§ **WHAT THE TASK ASKS**
The string "História" may appear in lines of the listing. Report each line where it does.

§ **THE INPUT**
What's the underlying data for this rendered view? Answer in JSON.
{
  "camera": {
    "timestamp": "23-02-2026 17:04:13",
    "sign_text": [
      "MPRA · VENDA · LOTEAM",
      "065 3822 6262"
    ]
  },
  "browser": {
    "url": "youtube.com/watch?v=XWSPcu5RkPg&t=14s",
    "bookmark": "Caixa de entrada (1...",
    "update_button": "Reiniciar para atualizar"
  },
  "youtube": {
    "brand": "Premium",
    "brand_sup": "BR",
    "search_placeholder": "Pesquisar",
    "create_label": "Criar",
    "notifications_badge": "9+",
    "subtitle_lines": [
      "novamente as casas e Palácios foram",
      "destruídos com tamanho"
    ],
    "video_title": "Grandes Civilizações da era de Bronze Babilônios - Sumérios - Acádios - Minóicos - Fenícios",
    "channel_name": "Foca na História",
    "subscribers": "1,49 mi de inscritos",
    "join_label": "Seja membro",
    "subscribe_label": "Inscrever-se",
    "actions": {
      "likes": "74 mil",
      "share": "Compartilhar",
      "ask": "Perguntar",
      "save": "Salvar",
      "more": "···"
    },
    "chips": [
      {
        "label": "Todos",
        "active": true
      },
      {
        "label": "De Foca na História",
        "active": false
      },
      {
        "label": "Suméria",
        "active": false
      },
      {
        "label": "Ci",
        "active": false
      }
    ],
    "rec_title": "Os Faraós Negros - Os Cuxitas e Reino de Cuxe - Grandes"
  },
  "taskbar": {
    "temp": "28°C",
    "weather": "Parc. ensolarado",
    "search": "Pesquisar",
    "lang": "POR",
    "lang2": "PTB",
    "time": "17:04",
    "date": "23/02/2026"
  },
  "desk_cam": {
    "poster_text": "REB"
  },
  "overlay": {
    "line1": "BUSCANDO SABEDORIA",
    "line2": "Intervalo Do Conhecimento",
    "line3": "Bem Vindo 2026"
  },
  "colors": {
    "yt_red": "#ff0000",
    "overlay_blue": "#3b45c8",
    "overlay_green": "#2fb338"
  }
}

§ **ANSWER TO THE PROBLEM**
    "channel_name": "Foca na História",
        "label": "De Foca na História",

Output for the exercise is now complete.